The steam, or pneumatic, hammer has basically replaced the drop hammer. This hammer (fig. 8-18) consists of a cylinder that contains a steam-driven or air-driven RAM. The ram consists of a PISTON equipped with a STRIKING HEAD. The hammer is rested on the butt or head of the pile for driving.
With a SINGLE-ACTION steam, or pneumatic, hammer, the power drive serves only to lift the ram; the downward blow of the ram results from the force of gravity only. In a DOUBLE-ACTION hammer, the ram is both lifted and driven downward by the power drive. A double-action hammer weighs from 5,000 to 14,000 pounds and a single-action hammer weighs about 10,000 pounds.
The blow of the double-action hammer is lighter, but more rapid than that of the single-action hammer. The double-action hammer generally drives lightweight or average weight piles into soils of average density; its rapid blows tend to keep the pile in motion and thereby
Figure 8-18. - Steam, or pneumatic, pile hammers.
reduces the resistance of inertia and friction.
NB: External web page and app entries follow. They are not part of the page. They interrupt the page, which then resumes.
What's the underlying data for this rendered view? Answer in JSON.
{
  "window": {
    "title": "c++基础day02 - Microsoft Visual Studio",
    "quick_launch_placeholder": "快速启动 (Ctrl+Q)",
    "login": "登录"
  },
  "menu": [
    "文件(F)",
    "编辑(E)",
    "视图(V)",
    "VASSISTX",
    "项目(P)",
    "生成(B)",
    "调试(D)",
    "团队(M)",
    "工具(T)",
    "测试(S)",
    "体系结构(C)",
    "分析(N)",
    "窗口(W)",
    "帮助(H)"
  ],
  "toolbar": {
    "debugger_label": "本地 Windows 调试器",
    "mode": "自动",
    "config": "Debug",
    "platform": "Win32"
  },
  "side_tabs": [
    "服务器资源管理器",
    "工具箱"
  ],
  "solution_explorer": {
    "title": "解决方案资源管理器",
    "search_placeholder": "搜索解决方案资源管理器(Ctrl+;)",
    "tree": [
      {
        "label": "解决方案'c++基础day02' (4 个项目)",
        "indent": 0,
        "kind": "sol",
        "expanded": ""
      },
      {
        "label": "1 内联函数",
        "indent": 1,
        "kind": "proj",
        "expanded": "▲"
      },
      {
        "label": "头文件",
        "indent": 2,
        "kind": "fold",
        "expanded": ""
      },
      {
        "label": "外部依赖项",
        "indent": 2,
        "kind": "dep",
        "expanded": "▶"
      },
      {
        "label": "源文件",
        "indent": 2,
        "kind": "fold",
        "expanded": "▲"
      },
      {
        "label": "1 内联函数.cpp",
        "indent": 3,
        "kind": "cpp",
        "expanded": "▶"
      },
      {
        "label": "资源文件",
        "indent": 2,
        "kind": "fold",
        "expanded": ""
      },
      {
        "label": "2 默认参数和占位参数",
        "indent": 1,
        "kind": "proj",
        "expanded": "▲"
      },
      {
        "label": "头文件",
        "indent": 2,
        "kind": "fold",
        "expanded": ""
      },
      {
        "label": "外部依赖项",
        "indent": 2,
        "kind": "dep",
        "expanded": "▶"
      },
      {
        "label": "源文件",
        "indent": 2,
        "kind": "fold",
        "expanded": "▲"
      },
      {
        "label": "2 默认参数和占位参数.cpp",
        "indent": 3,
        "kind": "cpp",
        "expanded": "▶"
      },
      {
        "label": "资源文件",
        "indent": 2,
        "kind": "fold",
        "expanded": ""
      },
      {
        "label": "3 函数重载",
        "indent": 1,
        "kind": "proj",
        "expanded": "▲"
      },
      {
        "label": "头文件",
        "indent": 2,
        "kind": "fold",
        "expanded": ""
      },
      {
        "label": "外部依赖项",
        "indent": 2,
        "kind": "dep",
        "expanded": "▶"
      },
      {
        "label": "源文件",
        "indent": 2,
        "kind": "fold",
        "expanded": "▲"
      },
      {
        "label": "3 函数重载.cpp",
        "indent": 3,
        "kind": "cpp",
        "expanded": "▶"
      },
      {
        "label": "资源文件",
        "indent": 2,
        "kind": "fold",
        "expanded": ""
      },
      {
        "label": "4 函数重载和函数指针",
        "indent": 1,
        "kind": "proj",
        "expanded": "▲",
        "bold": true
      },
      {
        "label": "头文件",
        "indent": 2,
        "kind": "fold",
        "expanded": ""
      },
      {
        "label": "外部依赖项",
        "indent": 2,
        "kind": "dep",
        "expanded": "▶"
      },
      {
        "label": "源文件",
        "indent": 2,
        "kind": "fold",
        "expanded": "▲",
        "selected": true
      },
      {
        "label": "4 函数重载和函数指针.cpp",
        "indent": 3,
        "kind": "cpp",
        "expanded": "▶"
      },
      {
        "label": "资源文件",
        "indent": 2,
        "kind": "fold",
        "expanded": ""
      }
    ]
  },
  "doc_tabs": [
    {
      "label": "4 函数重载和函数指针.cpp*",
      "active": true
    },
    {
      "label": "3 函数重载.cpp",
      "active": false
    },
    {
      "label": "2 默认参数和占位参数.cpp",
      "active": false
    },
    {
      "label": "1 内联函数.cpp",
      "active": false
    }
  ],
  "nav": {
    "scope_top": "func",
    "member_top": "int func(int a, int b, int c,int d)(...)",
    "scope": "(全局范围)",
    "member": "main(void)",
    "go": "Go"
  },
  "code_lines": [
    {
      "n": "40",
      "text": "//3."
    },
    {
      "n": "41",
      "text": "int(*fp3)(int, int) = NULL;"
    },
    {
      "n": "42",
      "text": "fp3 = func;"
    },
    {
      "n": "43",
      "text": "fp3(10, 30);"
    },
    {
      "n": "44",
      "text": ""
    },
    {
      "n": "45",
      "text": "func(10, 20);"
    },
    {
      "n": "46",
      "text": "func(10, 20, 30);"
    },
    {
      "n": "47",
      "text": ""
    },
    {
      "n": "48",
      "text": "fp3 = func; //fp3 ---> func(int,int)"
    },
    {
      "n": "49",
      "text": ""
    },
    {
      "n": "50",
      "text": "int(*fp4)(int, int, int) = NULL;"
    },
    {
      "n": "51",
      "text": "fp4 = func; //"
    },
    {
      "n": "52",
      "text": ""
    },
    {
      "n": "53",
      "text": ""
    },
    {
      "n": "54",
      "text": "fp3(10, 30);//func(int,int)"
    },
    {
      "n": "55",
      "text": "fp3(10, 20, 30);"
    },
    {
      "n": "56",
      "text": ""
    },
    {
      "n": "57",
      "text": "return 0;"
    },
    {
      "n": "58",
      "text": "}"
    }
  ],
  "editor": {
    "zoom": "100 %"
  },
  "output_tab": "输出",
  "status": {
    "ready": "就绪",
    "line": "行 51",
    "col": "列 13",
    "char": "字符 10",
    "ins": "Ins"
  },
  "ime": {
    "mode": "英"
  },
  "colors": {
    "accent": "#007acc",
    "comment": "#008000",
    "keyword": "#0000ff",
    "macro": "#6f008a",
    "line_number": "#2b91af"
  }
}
For heavy piles in hard or dense soil, however, the resistance from inertia and friction, together with the rapid, high-velocity blows of the double-action hammer, tend to damage the butt or head of the pile.
The single-action hammer generally drives heavy piles into hard or dense soil; its heavy ram, striking at lower velocity, allows more energy to be transferred into the motion of the pile, reducing impact and damage to the butt or head of the pile.
The diesel pile hammer shown in figure 8-19 is the most common hammer used in the NCF. This hammer
Figure 8-19. - Diesel pile hammer.Continue Reading